* **What the task asks**: Count up the lines below containing the word "input", and give the result with no other words.

■ ■ ■ ■ ■

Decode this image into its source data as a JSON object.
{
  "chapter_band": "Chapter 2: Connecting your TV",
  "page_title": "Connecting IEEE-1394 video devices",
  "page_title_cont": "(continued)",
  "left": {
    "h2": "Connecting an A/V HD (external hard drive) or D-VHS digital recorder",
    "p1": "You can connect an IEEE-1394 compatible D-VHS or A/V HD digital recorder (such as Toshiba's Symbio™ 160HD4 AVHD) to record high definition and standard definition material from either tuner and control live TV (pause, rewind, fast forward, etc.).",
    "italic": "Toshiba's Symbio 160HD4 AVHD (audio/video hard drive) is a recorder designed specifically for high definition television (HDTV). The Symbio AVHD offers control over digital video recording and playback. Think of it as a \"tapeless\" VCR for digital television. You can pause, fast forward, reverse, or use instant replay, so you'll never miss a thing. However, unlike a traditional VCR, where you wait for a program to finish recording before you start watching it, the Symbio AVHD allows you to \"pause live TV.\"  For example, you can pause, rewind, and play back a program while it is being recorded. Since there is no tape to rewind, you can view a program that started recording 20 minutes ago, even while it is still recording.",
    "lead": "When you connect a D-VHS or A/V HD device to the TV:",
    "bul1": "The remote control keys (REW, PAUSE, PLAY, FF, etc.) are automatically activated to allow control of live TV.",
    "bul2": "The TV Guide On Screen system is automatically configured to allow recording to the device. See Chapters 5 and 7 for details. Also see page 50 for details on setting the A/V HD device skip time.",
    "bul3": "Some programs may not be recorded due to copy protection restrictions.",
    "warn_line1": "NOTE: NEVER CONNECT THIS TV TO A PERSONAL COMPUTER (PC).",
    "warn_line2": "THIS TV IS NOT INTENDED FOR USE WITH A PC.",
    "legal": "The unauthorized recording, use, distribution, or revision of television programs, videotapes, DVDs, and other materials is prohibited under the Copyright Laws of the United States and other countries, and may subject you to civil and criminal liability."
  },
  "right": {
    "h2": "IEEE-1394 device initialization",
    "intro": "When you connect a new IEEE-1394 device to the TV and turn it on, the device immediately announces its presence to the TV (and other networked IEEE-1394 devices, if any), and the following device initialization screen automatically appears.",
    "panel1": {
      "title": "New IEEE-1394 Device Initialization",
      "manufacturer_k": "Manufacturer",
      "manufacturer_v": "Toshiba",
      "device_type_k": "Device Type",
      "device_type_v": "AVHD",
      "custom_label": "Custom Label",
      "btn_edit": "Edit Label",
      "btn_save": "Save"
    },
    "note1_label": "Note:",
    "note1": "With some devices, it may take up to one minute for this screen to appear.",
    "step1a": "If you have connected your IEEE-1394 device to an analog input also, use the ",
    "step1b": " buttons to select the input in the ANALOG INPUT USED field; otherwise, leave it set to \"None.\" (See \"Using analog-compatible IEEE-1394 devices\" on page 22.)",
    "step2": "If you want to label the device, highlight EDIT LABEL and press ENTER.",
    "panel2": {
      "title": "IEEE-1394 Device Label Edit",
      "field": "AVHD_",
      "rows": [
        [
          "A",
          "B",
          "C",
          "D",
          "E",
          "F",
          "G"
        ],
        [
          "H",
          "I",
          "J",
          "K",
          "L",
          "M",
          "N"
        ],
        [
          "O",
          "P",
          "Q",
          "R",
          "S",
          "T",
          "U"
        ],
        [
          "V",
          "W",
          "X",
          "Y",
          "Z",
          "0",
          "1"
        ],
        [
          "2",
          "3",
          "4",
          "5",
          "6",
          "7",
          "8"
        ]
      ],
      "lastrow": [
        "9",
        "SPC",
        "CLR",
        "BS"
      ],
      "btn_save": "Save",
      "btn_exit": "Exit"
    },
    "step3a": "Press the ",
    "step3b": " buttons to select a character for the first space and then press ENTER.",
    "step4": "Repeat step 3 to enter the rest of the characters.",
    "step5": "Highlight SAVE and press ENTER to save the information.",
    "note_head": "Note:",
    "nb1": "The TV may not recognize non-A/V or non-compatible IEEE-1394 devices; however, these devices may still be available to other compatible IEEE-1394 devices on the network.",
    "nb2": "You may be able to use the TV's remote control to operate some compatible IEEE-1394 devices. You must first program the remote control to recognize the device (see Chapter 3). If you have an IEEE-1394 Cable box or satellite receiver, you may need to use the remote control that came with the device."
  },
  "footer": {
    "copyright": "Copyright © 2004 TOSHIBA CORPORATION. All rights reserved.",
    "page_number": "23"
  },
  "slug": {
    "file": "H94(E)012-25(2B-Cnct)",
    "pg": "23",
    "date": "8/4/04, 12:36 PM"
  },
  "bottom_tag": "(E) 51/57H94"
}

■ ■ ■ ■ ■

* **Result of this task**: 2